American teens are watching porn and seeking it out more than any previous generation. According to a report released January 20 by the Barna Group, today's teens and young adults are exposed younger, are viewing more, and are increasingly desensitized to the images.

The Barna Group presented the results of their wide-ranging, nationally-representative sample of nearly 3,000 American teenagers, Christian pastors, and the Christian church.
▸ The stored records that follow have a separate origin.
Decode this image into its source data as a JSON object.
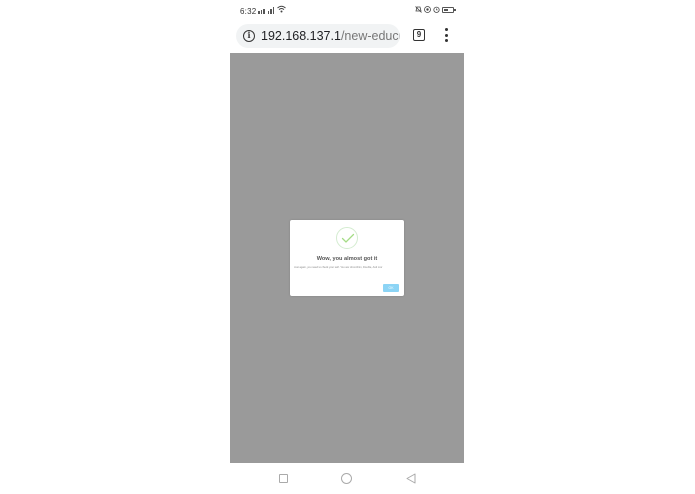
{
  "status_bar": {
    "time": "6:32",
    "wifi_icon": "wifi-icon",
    "right_icons": [
      "mute-icon",
      "location-icon",
      "alarm-icon",
      "battery-icon"
    ]
  },
  "address_bar": {
    "url_host": "192.168.137.1",
    "url_path": "/new-educMine",
    "tab_count": "9"
  },
  "dialog": {
    "icon": "check-icon",
    "title": "Wow, you almost got it",
    "body": "Just again, you need to check your self. You are Unconfrim, Double, And mor",
    "ok_label": "OK"
  },
  "colors": {
    "overlay": "#9a9a9a",
    "ok_button": "#8cd4f5",
    "check": "#a5dc86"
  }
}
The Barna analysis did not compare Catholic teens and religious leaders with those from other denominations, but similar results are likely.

Christian author and speaker Josh McDowell, speaking at the Barna Group's press conference on “The Porn Phenomenon” this morning in New York City, said, “Pornography violates all relational values between the individual and self, the individual and society, the unit of our families and our moral fabric and fiber as a nation.... When we objectify and demean life by removing the sanctity of the human person, our future is at risk.” 
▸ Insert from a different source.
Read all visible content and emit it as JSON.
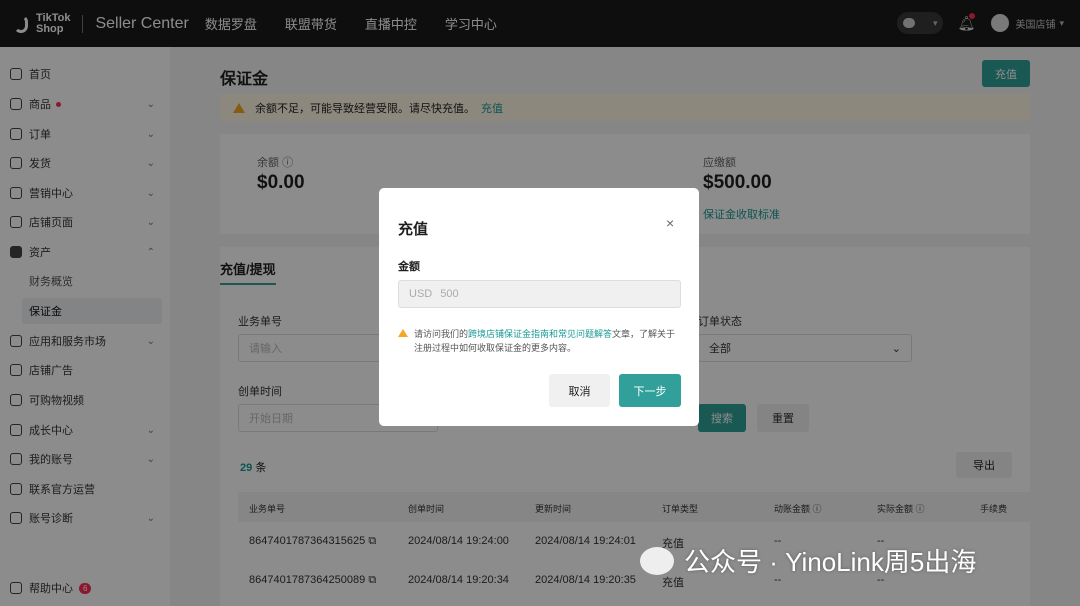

With pornography easily available on-line and on cell phones, more than one-quarter (27%) of young adults ages 25-30 (referred to as “Millennials”) reported that they had viewed pornography before reaching puberty. In contrast, only 13% of young adults classified as “Generation X”—those  who were born between the early 1960s and the early '80s—first viewed pornography at that early age. And nearly half of respondents say that the come across porn at least once a week, even when they're not looking for it.

With the increased exposure to porn, there has been a corresponding increase in acceptance. Barna reported that 90% of teens and 96% of young adults have a cavalier attitude toward porn—speaking about it in a neutral, accepting or encouraging way. Ironically, while these young Americans take for granted the widespread availability of pornographic images, they are nearly twice as likely to view “not recycling” as morally wrong.

High school boys, at 92%, are still the group most likely to view pornography; but more young women are actively seeking out porn. Barna reports that one-third of young women ages 13-24 seek out porn at least once a month, as compared to only 12% of women over 25.

Especially troubling in the report is the increase in “sexting” or sending pornographic images via cell phone. Barna reported that two-thirds of teens and young adults (66%) have received a sexually explicit message, and two in every five (41%) have sent one—usually to/from a boyfriend or girlfriend.

The Catholic Church considers the use of pornography to achieve sexual gratification to be gravely immoral. The Catechism (Paragraph 2354) says:

It offends against chastity because it perverts the conjugal act, the intimate giving of spouses to each other. It does grave injury to the dignity of its participants (actors, vendors, the public), since each one becomes an object of base pleasure and illicit profit for others. It immerses all who are involved in the illusion of a fantasy world. It is a grave offense. Civil authorities should prevent the production and distribution of pornographic materials.

Dr. Gregory Popcak, in his book Holy Sex: A Catholic Guide to Toe-Curling, Mind-Blowing, Infallible Loving, quotes Dr. Paul Vitz, citing five secular arguments against the use of pornography and masturbation to achieve sexual satisfaction:

  1. It's narcissistic. Masturbation takes something that should be a path to sanctification and communion with others and turns it into a miserly act that's all about keeping the gift to oneself.
  2. It's regressive. Dr. Vitz described masturbation as “one step above thumb-sucking.” People who masturbate habitually often do it as a way of dealing with the stress that comes from problems in life. But grown-ups deal with the problems of life by facing them and solving them, not by retreating to a dark room with a glowing screen and a box of tissues.
  3. It's addictive. Masturbation artificially stimulates the pleasure centers of the brain and releases the bonding chemicals that accompany sexual release. Although the biochemical bonding impulse is engaged, there is nothing to bond to—except the act itself.
  4. It's objectifying. It turns people into objects in two ways: First, the models are treated like “things” that can be posed and thrown away, instead of like people who have a right to be loved. Second, it teaches the person who views porn or masturbates that real people should act just like the models in the images, or that real people exist just to simply scratch the individual's sexual itch.
  5. It's progressive. Like any addiction, eventually you need more of it, and more extreme forms of it, to maintain the chemical high achieved by the behavior.

The Barna Group will release a full report this spring at their Set Free Global Summit, a comprehensive conference for Christian leaders on Internet pornography, which will be held in Greensboro, North Carolina on April 4-7, 2016.